Urban LE, Roberts SB, Fierstein JL, Gary CE, Lichtenstein AH (2014) Prev Chronic Dis. doi: 10.5888/pcd11.140202
Excess intakes of energy, sodium, saturated fat, and trans fat are associated with increased risk for cardiometabolic syndrome.Trends in fast-food restaurant portion sizes can inform policy decisions. We examined the variability of popular food items in 3 fast-food restaurants in the United States by portion size during the past 18 years.
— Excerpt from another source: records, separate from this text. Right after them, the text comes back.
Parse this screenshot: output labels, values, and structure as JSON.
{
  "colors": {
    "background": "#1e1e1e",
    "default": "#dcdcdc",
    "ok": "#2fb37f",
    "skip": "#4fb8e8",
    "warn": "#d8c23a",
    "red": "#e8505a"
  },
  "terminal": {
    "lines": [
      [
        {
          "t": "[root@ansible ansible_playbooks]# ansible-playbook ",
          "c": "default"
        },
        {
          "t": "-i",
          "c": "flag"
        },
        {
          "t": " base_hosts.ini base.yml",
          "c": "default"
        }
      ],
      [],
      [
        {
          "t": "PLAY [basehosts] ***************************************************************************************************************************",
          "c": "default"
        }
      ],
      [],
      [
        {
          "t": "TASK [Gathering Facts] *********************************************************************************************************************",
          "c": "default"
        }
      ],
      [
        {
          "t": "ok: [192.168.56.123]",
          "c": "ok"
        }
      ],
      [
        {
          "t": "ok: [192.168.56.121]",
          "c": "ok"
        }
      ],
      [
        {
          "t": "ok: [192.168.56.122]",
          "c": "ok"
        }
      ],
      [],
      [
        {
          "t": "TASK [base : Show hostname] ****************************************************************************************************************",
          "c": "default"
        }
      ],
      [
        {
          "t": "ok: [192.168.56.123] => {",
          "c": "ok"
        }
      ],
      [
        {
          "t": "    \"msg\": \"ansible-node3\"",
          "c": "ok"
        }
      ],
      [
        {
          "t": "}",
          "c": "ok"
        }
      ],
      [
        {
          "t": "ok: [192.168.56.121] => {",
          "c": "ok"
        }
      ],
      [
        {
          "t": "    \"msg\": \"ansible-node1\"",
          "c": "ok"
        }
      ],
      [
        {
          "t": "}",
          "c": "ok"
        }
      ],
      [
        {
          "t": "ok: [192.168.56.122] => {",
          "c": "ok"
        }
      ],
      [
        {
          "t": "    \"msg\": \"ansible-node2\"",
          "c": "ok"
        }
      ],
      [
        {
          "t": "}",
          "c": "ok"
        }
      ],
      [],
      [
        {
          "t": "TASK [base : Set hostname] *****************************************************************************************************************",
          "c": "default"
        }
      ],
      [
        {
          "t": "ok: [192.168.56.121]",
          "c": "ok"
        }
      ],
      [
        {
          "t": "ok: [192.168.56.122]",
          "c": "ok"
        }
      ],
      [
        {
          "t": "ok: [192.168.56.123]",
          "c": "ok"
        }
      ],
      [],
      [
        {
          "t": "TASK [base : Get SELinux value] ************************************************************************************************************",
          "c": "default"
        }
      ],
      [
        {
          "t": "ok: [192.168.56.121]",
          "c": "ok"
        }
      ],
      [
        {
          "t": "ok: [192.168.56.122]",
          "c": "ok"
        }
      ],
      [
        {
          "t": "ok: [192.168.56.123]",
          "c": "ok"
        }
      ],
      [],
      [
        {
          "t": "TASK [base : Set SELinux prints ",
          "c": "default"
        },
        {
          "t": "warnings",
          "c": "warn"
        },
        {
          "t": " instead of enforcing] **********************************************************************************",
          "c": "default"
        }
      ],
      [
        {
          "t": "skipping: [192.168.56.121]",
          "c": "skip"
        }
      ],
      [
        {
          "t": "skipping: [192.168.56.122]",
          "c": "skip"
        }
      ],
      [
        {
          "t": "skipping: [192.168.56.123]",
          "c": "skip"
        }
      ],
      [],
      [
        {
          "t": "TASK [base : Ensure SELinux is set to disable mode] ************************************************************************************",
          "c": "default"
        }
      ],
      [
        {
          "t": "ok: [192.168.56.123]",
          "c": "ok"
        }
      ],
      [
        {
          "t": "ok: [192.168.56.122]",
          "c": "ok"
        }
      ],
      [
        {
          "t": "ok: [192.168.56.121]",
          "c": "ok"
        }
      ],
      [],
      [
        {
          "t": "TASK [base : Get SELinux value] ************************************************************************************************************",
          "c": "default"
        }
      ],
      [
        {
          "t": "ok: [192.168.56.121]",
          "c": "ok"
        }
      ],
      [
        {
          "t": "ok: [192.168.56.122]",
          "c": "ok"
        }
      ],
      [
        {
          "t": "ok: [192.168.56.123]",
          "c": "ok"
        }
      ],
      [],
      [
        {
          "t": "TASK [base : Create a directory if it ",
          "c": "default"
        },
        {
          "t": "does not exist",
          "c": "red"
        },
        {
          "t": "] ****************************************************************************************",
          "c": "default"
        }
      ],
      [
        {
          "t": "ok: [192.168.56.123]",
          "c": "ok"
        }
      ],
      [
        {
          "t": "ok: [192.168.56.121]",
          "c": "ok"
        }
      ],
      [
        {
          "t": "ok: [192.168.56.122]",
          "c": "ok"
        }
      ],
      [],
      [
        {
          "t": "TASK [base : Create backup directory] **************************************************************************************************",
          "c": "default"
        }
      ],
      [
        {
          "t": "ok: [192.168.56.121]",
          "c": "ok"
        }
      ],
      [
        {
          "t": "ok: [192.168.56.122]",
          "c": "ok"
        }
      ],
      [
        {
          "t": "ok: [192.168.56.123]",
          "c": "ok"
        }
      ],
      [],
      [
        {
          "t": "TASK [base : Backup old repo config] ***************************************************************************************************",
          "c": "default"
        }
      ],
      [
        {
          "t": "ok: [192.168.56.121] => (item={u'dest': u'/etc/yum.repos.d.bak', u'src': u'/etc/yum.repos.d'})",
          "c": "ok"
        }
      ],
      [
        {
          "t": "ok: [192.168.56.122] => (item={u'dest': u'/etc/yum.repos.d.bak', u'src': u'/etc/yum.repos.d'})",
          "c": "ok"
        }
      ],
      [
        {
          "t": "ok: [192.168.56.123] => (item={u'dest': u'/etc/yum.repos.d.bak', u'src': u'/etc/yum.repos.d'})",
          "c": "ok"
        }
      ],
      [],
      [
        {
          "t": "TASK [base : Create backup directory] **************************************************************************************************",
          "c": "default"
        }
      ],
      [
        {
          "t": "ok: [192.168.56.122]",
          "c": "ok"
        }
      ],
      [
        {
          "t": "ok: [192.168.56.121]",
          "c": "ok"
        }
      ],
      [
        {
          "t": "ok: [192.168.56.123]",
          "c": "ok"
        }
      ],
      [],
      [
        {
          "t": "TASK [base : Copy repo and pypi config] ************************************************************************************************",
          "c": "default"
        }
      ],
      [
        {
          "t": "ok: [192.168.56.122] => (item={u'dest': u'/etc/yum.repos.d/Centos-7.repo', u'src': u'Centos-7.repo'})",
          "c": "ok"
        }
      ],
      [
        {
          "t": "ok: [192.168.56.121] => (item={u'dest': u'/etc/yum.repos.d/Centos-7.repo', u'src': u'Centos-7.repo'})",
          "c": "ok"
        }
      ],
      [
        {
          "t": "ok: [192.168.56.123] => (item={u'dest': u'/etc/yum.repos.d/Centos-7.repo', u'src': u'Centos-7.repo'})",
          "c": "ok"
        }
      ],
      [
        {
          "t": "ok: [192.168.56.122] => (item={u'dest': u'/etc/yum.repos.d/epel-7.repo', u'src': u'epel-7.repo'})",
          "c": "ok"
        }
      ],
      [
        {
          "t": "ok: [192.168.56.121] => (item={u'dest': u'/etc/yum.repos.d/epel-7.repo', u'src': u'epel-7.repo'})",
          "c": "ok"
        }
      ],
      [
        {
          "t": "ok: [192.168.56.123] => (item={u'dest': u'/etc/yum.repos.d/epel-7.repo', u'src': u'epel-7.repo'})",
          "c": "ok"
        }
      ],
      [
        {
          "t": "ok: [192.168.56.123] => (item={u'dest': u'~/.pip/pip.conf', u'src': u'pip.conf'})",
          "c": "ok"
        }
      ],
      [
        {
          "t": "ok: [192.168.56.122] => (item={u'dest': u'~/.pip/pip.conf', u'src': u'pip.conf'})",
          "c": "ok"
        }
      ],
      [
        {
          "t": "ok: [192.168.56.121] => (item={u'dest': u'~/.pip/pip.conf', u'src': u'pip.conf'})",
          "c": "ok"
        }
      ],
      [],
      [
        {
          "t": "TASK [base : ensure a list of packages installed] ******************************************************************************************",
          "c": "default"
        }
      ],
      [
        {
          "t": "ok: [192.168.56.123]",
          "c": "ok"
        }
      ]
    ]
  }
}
Items from 3 national fast-food chains were selected: French fries, cheeseburgers, grilled chicken sandwich, and regular cola. Data onenergy, sodium, saturated fat, and trans fat content were collated from 1996 through 2013 using an archival website. Time trends were assessed using simple linear regression models, using energy or a nutrient component as the dependent variable and the year as the independent variable.
For most items, energy content per serving differed among chain restaurants for all menu items (P ≤ .04); energy content of 56% of items decreased (β range, -0.1 to -5.8 kcal) and the content of 44% increased (β range, 0.6-10.6 kcal). For sodium, the content of 18% of the items significantly decreased (β range, -4.1 to -24.0 mg) and the content for 33% increased (β range, 1.9-29.6 mg). Absolute differences were modest. Thesaturated and trans fat content, post-2009, was modest for French fries. In 2013, the energy content of a large-sized bundled meal (cheeseburger, French fries, and regular cola) represented 65% to 80% of a 2,000-calorie-per-day diet, and sodium content represented 63% to 91% of the 2,300-mg-per-day recommendation and 97% to 139% of the 1,500-mg-per-day recommendation.
Findings suggest that efforts to promote reductions in energy, sodium, saturated fat, and trans fat intakes need to be shifted from emphasizing portion-size labels to additional factors such as total calories, frequency of eating, number of items ordered, menu choices, and energy-containing beverages.